Every time you get onto the road, ~3 percent of the drivers around you are using a handheld device. Hundreds of thousands of people are injured by these distracted drivers annually, with thousands of lives lost in the process—and yet, people continue to actively distract themselves behind the wheel with reckless abandon. Awareness efforts for distracted driving are at an all-time peak, but for as long as people continue to endanger themselves and those around them, it’s vital that you understand the severity of being distracted or impaired while driving. In particular, remember that distracted driving doesn’t just refer to device usage; eating, drinking, talking to passengers, and similar activities can be just as dangerous if they take your eyes, hands, or thoughts away from the ongoing task of driving.
The Legal Consequences of Distracted Driving
So, what qualifies as “distracted driving,” and where does Nevada draw the line on device usage in the vehicle?
- If you’re driving, it is not lawful to use handheld devices, period. This includes texting, making calls, accessing the internet, or otherwise “sending or reading data.”
- To further clarify, if you’re behind the wheel and your engine is running, you can not lawfully use a device. Distracted driving laws apply in parking lots and at red lights as well.

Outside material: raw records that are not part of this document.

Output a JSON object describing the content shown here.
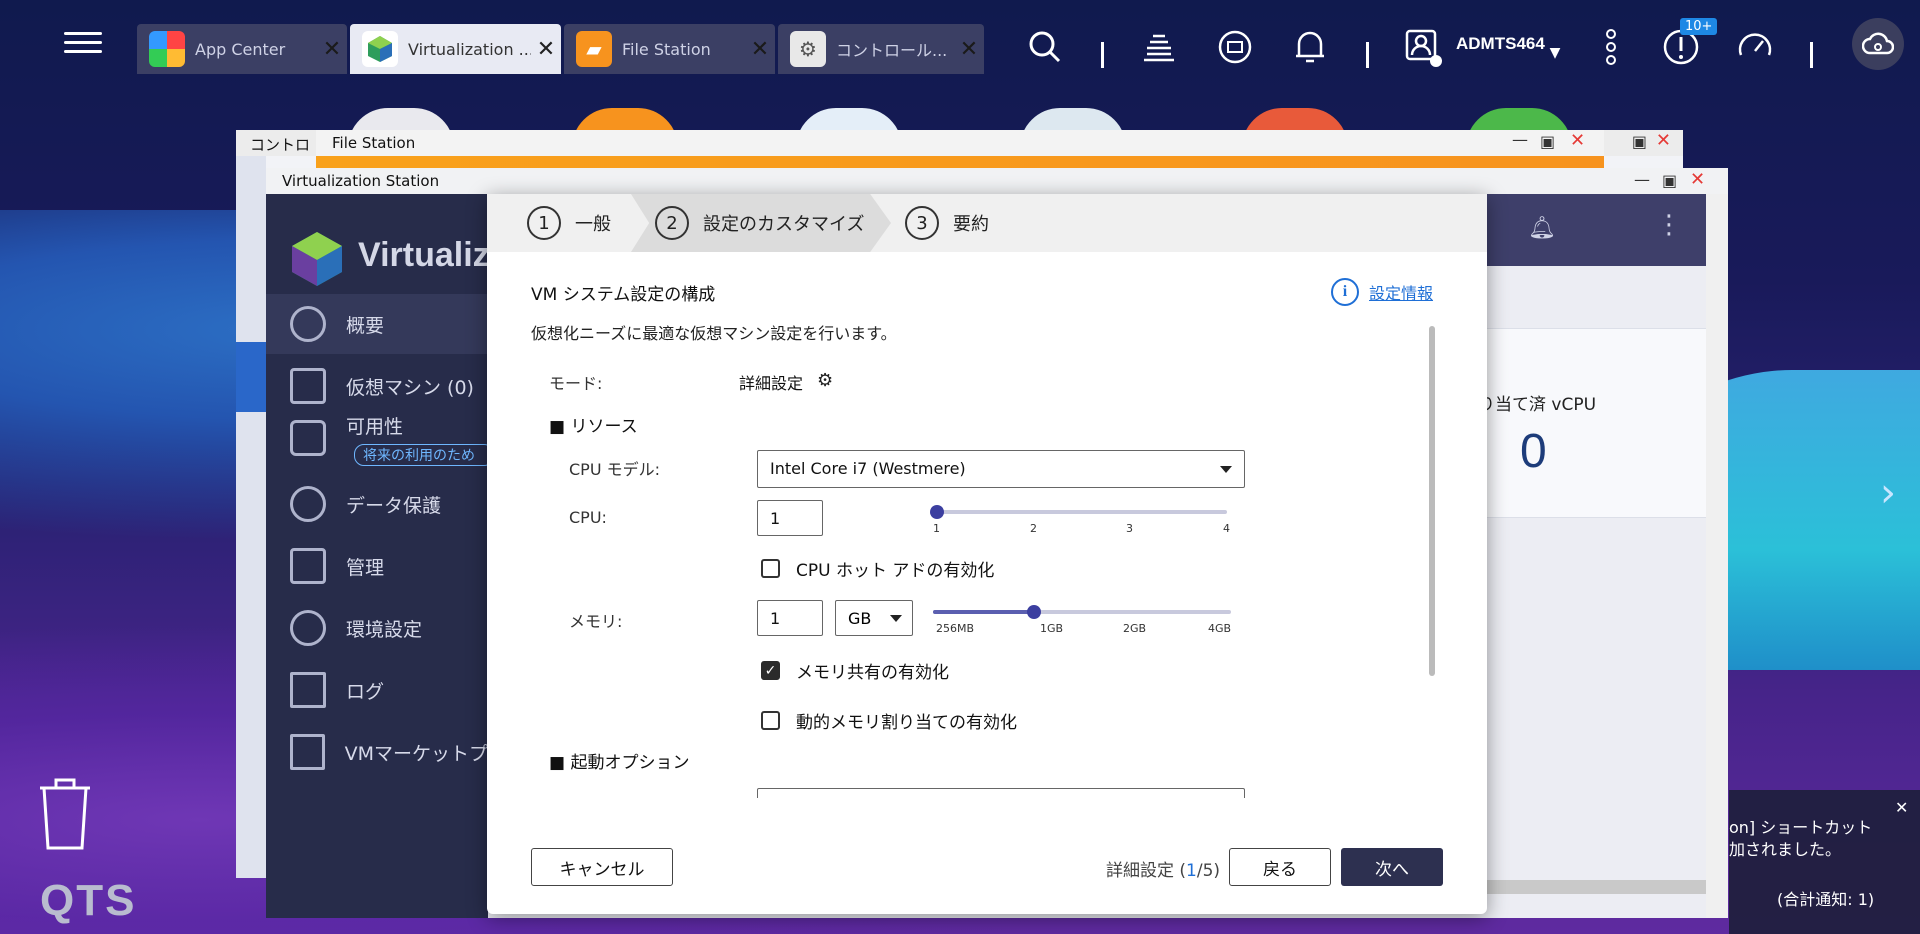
{
  "taskbar": {
    "tabs": [
      {
        "label": "App Center"
      },
      {
        "label": "Virtualization ..."
      },
      {
        "label": "File Station"
      },
      {
        "label": "コントロール..."
      }
    ],
    "user": "ADMTS464",
    "notification_badge": "10+"
  },
  "desktop": {
    "brand": "QTS"
  },
  "windows": {
    "control_title": "コントロ",
    "file_title": "File Station",
    "virt_title": "Virtualization Station"
  },
  "virt": {
    "brand": "Virtualiz",
    "nav": [
      {
        "label": "概要"
      },
      {
        "label": "仮想マシン (0)"
      },
      {
        "label": "可用性"
      },
      {
        "label": "データ保護"
      },
      {
        "label": "管理"
      },
      {
        "label": "環境設定"
      },
      {
        "label": "ログ"
      },
      {
        "label": "VMマーケットプ"
      }
    ],
    "availability_sub": "将来の利用のため",
    "vcpu_label": "り当て済 vCPU",
    "vcpu_value": "0"
  },
  "notification": {
    "line1": "on] ショートカット",
    "line2": "加されました。",
    "summary": "(合計通知: 1)"
  },
  "dialog": {
    "steps": [
      {
        "num": "1",
        "label": "一般"
      },
      {
        "num": "2",
        "label": "設定のカスタマイズ"
      },
      {
        "num": "3",
        "label": "要約"
      }
    ],
    "title": "VM システム設定の構成",
    "description": "仮想化ニーズに最適な仮想マシン設定を行います。",
    "info_link": "設定情報",
    "mode_label": "モード:",
    "mode_value": "詳細設定",
    "resources_section": "■ リソース",
    "cpu_model_label": "CPU モデル:",
    "cpu_model_value": "Intel Core i7 (Westmere)",
    "cpu_label": "CPU:",
    "cpu_value": "1",
    "cpu_slider": {
      "ticks": [
        "1",
        "2",
        "3",
        "4"
      ],
      "value": 1
    },
    "cpu_hotplug_label": "CPU ホット アドの有効化",
    "cpu_hotplug_checked": false,
    "memory_label": "メモリ:",
    "memory_value": "1",
    "memory_unit": "GB",
    "memory_slider": {
      "ticks": [
        "256MB",
        "1GB",
        "2GB",
        "4GB"
      ],
      "value": "1GB"
    },
    "memory_share_label": "メモリ共有の有効化",
    "memory_share_checked": true,
    "dynamic_memory_label": "動的メモリ割り当ての有効化",
    "dynamic_memory_checked": false,
    "boot_section": "■ 起動オプション",
    "cancel": "キャンセル",
    "pager_prefix": "詳細設定 (",
    "pager_current": "1",
    "pager_suffix": "/5)",
    "back": "戻る",
    "next": "次へ"
  }
}
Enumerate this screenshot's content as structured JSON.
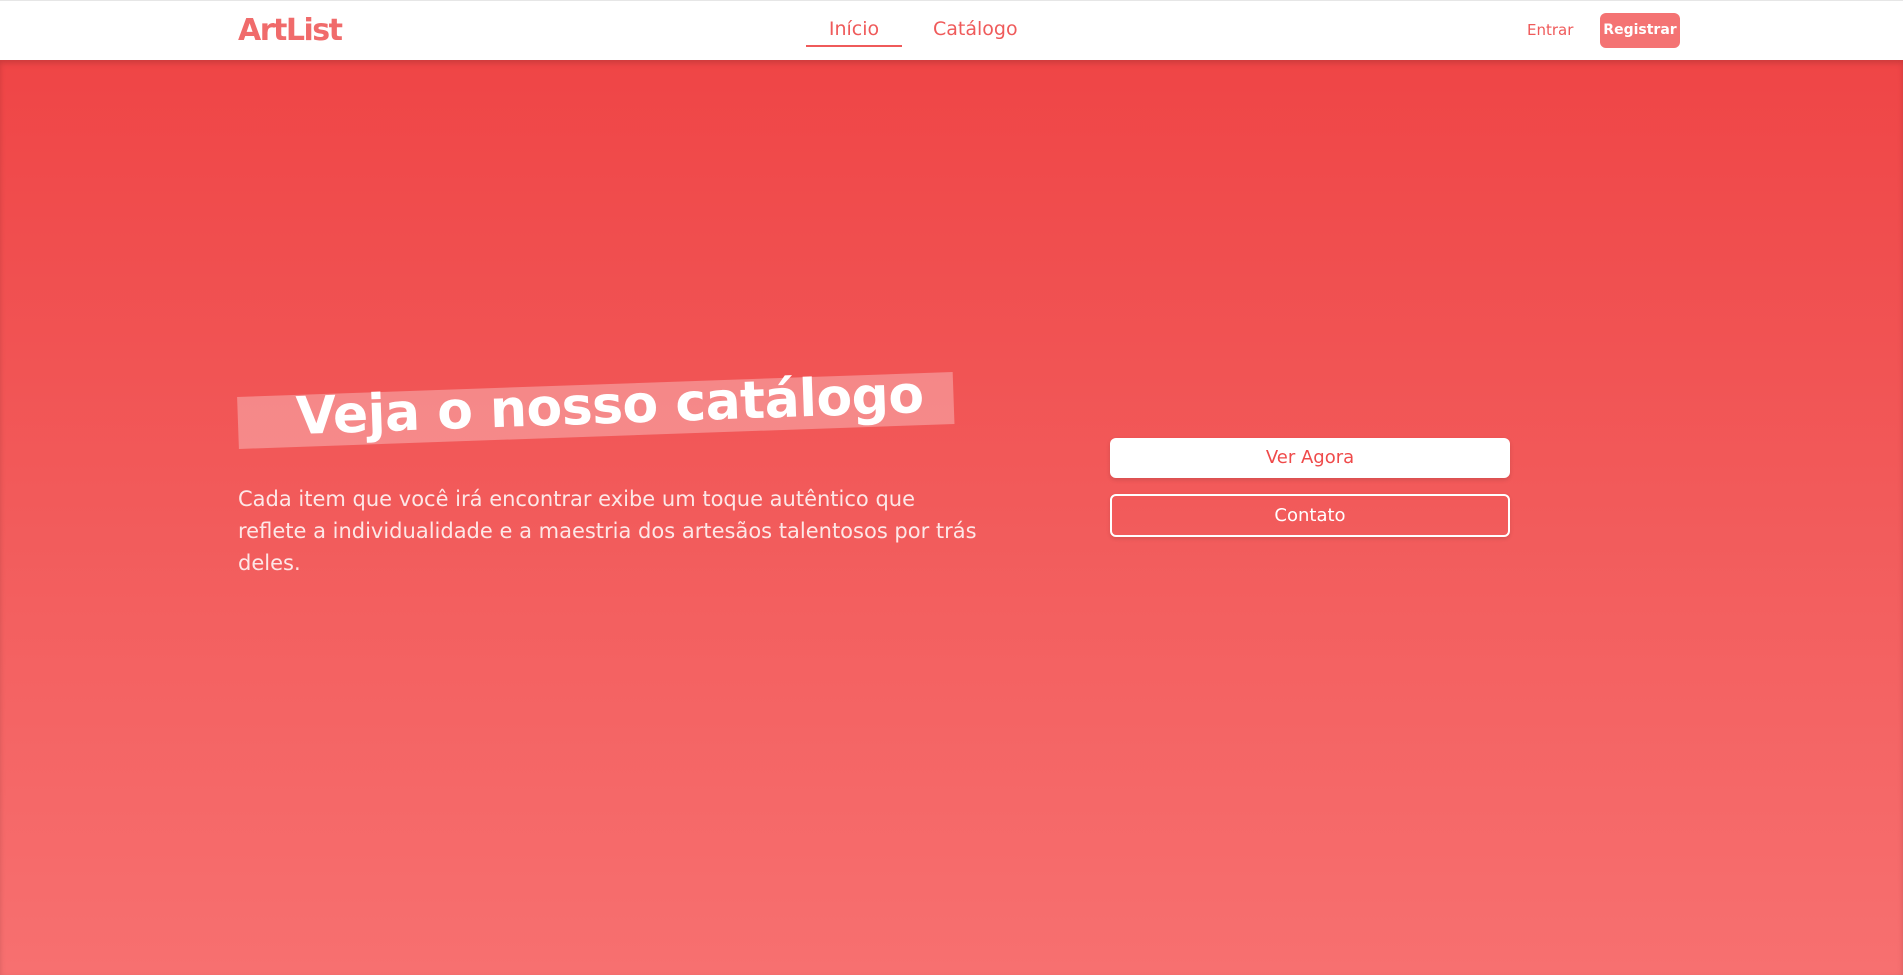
{
  "header": {
    "logo": "ArtList",
    "nav": [
      {
        "label": "Início",
        "active": true
      },
      {
        "label": "Catálogo",
        "active": false
      }
    ],
    "login_label": "Entrar",
    "register_label": "Registrar"
  },
  "hero": {
    "title": "Veja o nosso catálogo",
    "description": "Cada item que você irá encontrar exibe um toque autêntico que reflete a individualidade e a maestria dos artesãos talentosos por trás deles.",
    "primary_button": "Ver Agora",
    "secondary_button": "Contato"
  },
  "colors": {
    "brand": "#f06b6b",
    "hero_gradient_top": "#ef4546",
    "hero_gradient_bottom": "#f77070",
    "register_bg": "#f47373"
  }
}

- As the only exception, you may use devices if they’re entirely hands-free, and furthermore, are generally vision-free. That is to say, you can take a call with an earpiece or other hands-free device, and can dictate text messages in the same way—you can’t, however, watch a video or read texts, even with a hands-free system.

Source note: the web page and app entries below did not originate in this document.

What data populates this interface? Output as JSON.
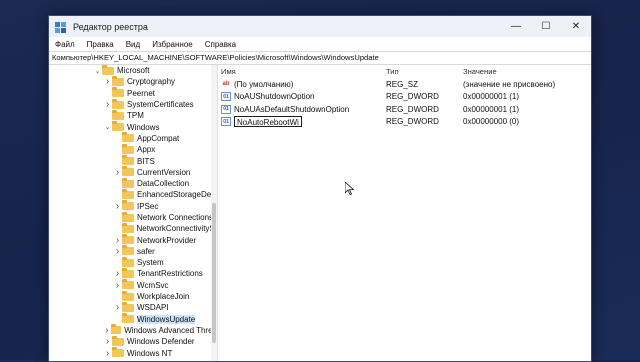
{
  "window": {
    "title": "Редактор реестра",
    "minimize_glyph": "—",
    "maximize_glyph": "☐",
    "close_glyph": "✕"
  },
  "menu": [
    "Файл",
    "Правка",
    "Вид",
    "Избранное",
    "Справка"
  ],
  "address": "Компьютер\\HKEY_LOCAL_MACHINE\\SOFTWARE\\Policies\\Microsoft\\Windows\\WindowsUpdate",
  "tree": [
    {
      "label": "Microsoft",
      "indent": 0,
      "chevron": "down"
    },
    {
      "label": "Cryptography",
      "indent": 1,
      "chevron": "right"
    },
    {
      "label": "Peernet",
      "indent": 1,
      "chevron": "none"
    },
    {
      "label": "SystemCertificates",
      "indent": 1,
      "chevron": "right"
    },
    {
      "label": "TPM",
      "indent": 1,
      "chevron": "none"
    },
    {
      "label": "Windows",
      "indent": 1,
      "chevron": "down"
    },
    {
      "label": "AppCompat",
      "indent": 2,
      "chevron": "none"
    },
    {
      "label": "Appx",
      "indent": 2,
      "chevron": "none"
    },
    {
      "label": "BITS",
      "indent": 2,
      "chevron": "none"
    },
    {
      "label": "CurrentVersion",
      "indent": 2,
      "chevron": "right"
    },
    {
      "label": "DataCollection",
      "indent": 2,
      "chevron": "none"
    },
    {
      "label": "EnhancedStorageDevi",
      "indent": 2,
      "chevron": "none"
    },
    {
      "label": "IPSec",
      "indent": 2,
      "chevron": "right"
    },
    {
      "label": "Network Connections",
      "indent": 2,
      "chevron": "none"
    },
    {
      "label": "NetworkConnectivitySt",
      "indent": 2,
      "chevron": "none"
    },
    {
      "label": "NetworkProvider",
      "indent": 2,
      "chevron": "right"
    },
    {
      "label": "safer",
      "indent": 2,
      "chevron": "right"
    },
    {
      "label": "System",
      "indent": 2,
      "chevron": "none"
    },
    {
      "label": "TenantRestrictions",
      "indent": 2,
      "chevron": "right"
    },
    {
      "label": "WcmSvc",
      "indent": 2,
      "chevron": "right"
    },
    {
      "label": "WorkplaceJoin",
      "indent": 2,
      "chevron": "none"
    },
    {
      "label": "WSDAPI",
      "indent": 2,
      "chevron": "right"
    },
    {
      "label": "WindowsUpdate",
      "indent": 2,
      "chevron": "none",
      "selected": true
    },
    {
      "label": "Windows Advanced Threa",
      "indent": 1,
      "chevron": "right"
    },
    {
      "label": "Windows Defender",
      "indent": 1,
      "chevron": "right"
    },
    {
      "label": "Windows NT",
      "indent": 1,
      "chevron": "right"
    }
  ],
  "columns": {
    "name": "Имя",
    "type": "Тип",
    "value": "Значение"
  },
  "values": [
    {
      "name": "(По умолчанию)",
      "type": "REG_SZ",
      "data": "(значение не присвоено)",
      "icon": "string-value-icon"
    },
    {
      "name": "NoAUShutdownOption",
      "type": "REG_DWORD",
      "data": "0x00000001 (1)",
      "icon": "binary-value-icon"
    },
    {
      "name": "NoAUAsDefaultShutdownOption",
      "type": "REG_DWORD",
      "data": "0x00000001 (1)",
      "icon": "binary-value-icon"
    },
    {
      "name": "NoAutoRebootWi",
      "type": "REG_DWORD",
      "data": "0x00000000 (0)",
      "icon": "binary-value-icon",
      "editing": true
    }
  ]
}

Distracted driving is extremely common, which can lead many to believe that it’s “no big deal” or that it’s normal and won’t be caught—however, that notion is far from the truth. Law enforcement personnel are trained to notice small signs of device usage while driving, and no matter how subtle someone thinks they’re being, their distracted state will show in their driving. Being too slow to notice a green light, braking suddenly, drifting in a lane, speeding or inconsistent speed, and other warning signs invariably manifest in distracted drivers.

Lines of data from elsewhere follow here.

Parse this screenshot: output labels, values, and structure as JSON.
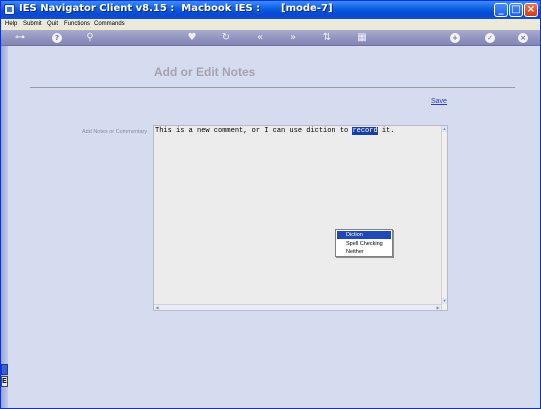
{
  "window": {
    "title": "IES Navigator Client v8.15 :  Macbook IES :      [mode-7]"
  },
  "menu": {
    "items": [
      "Help",
      "Submit",
      "Quit",
      "Functions",
      "Commands"
    ]
  },
  "page": {
    "title": "Add or Edit Notes",
    "save_label": "Save",
    "field_label": "Add Notes or Commentary"
  },
  "notes": {
    "text_before": "This is a new comment, or I can use diction to ",
    "selected_word": "record",
    "text_after": " it."
  },
  "context_menu": {
    "items": [
      "Diction",
      "Spell Checking",
      "Neither"
    ],
    "selected": "Diction"
  },
  "colors": {
    "title_bar": "#0a5de0",
    "toolbar": "#8f92bd",
    "background": "#d6dcf0",
    "highlight": "#2048b8",
    "link": "#2a3ec8"
  }
}
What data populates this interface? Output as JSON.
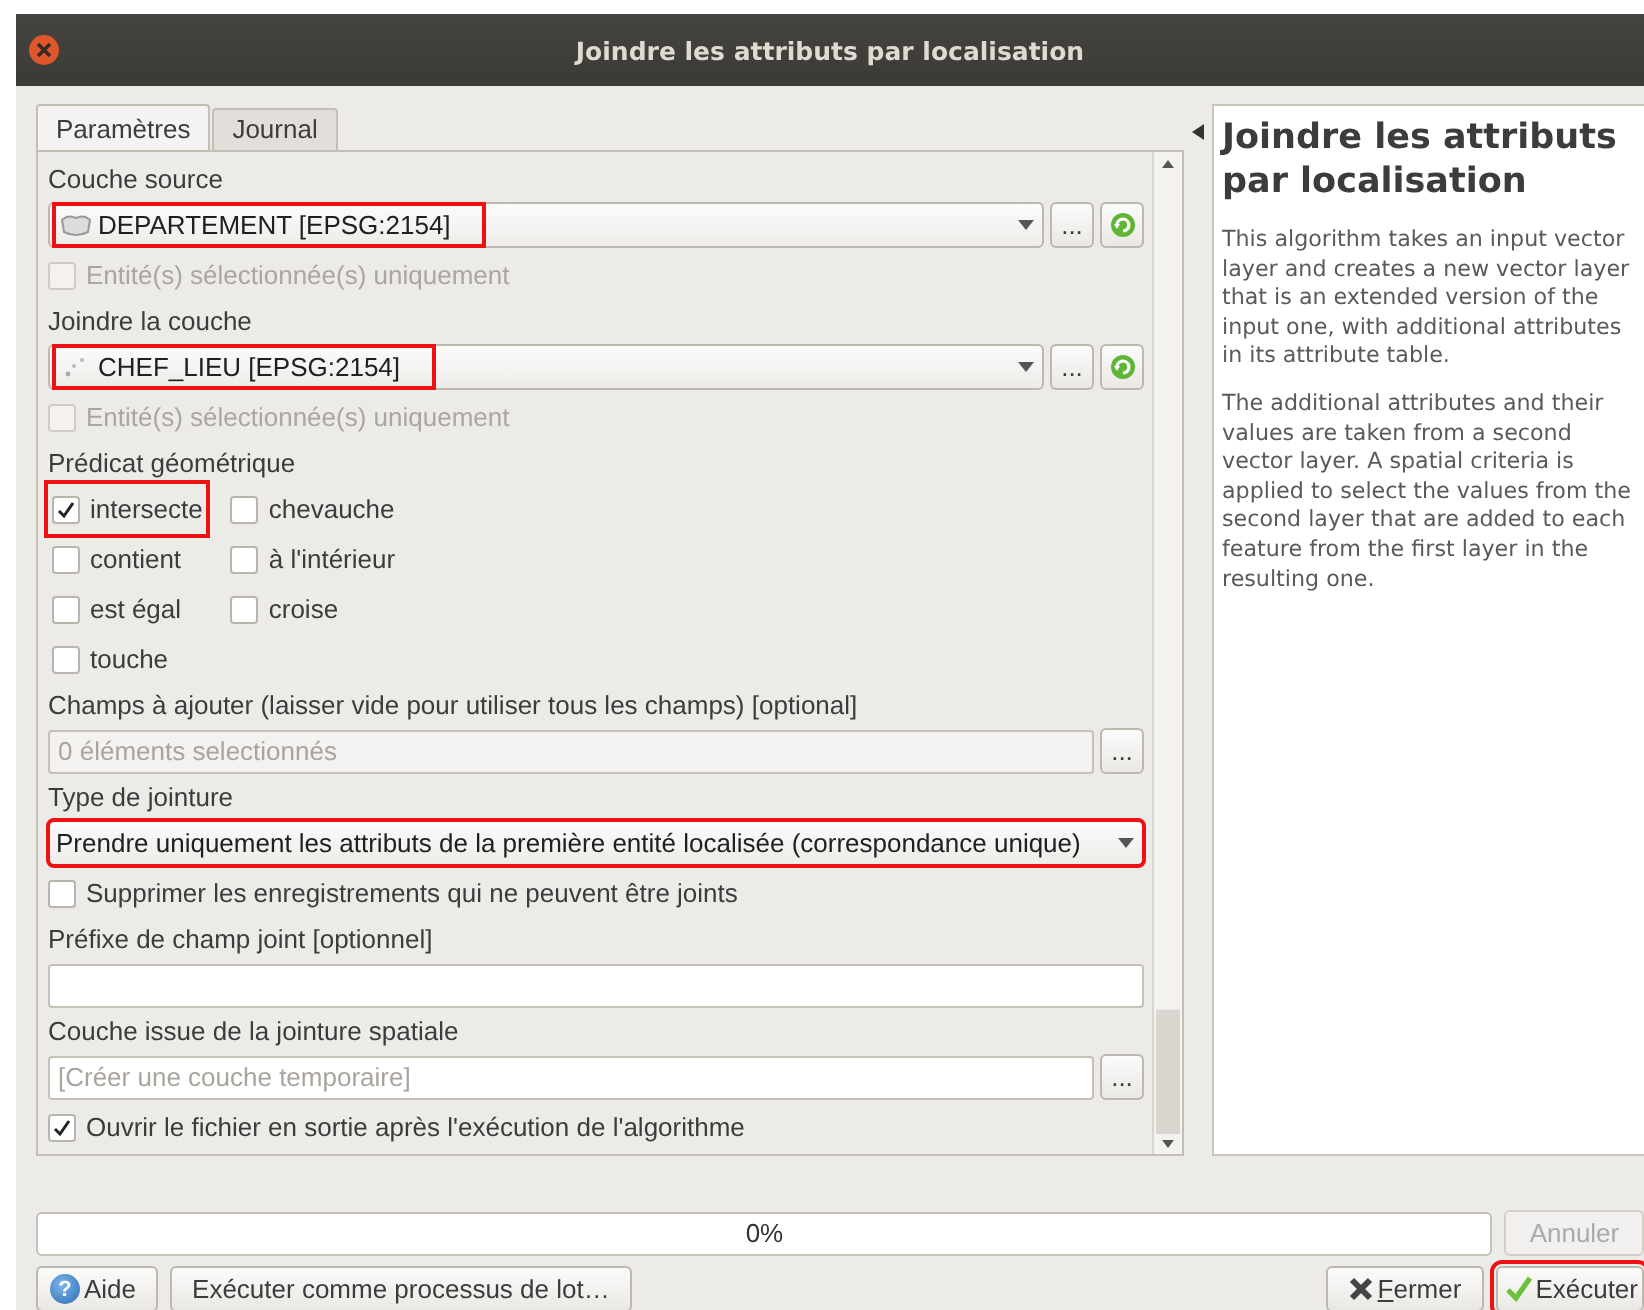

Once someone is suspected of distracted driving, Nevada accident attorneys can prove that they were texting or otherwise distracted at the time of the accident. Upon being found guilty of distracted driving, the sentence is rather lax, with a $50, $100, or $250 fine for first, second, and third time offenders, respectively. However, in the event of an accident, the distracted driver will likely be found to be severely at fault, and as such, they’ll be responsible for compensating the other motorist significantly or in full for their bills, lost wages, pain and suffering, and other tangible or intangible damages.
How a Distracted Driving Accident Attorney Can Help
Don’t let distracted driving car accidents in Nevada overwhelm you with crippling financial burdens. Our accomplished car accident lawyers can get you the compensation you deserve for the pain and damages you’ve suffered in the wake of a catastrophic car accident at the hands of a distracted driver. If you need help with your case or are struggling to prove that another driver was distracted when they hit you, contact us today at (702) 550-1111 to arrange a free consultation. We’ll take the burden of a complex accident case off your shoulders, giving you time to focus on recovery and relaxation.